Asthma - Causes - Causes

The exact cause of asthma is unknown, and the causes may vary from person to person. However, asthma is often the result of a strong response of the immune system to a substance in the lungs. To understand asthma, it helps to understand How the Lungs Work.

Normally, the body’s immune system helps to fight infections. Sometimes a person’s immune system responds to a substance in the environment called an allergen. When someone breathes in an allergen, such as ragweed, the immune system in the airways may react strongly. Other people exposed to the same substance may not react at all.

The immune system reacts to an allergen by creating inflammation. Inflammation makes your airways swell and narrow and possibly produce more mucus. This can make it harder to breathe. The muscles around the airways may also tighten, which is called a bronchospasm. This can make it even harder to breathe.

Over time, the airway walls can become thicker. The image below shows how airways narrow during asthma.

Airway narrowing in an asthma attack.
Airway narrowing in an asthma attack. The image on the left shows the location of the lungs in the body. The middle image is a close-up of a normal airway, and the image on the right shows a narrowed, inflamed airway typical of an asthma attack. Medical Illustration Copyright © 2020 Nucleus Medical Media, All rights reserved.

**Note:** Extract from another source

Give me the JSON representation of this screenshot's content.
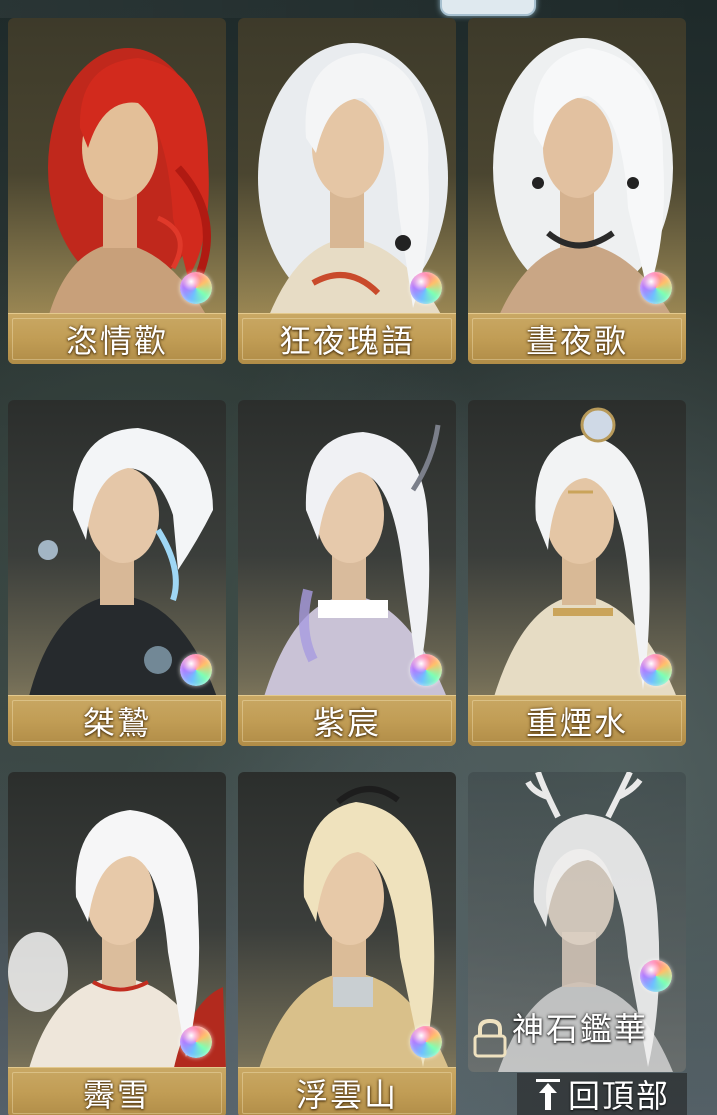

Your asthma may have been caused partly by a viral infection or allergens in the air when you were a baby or young child. During this stage of life, your immune system is still developing.

It’s not clear why one person reacts to an exposure while others do not. Genes seem to play a role in making some people more susceptible to asthma.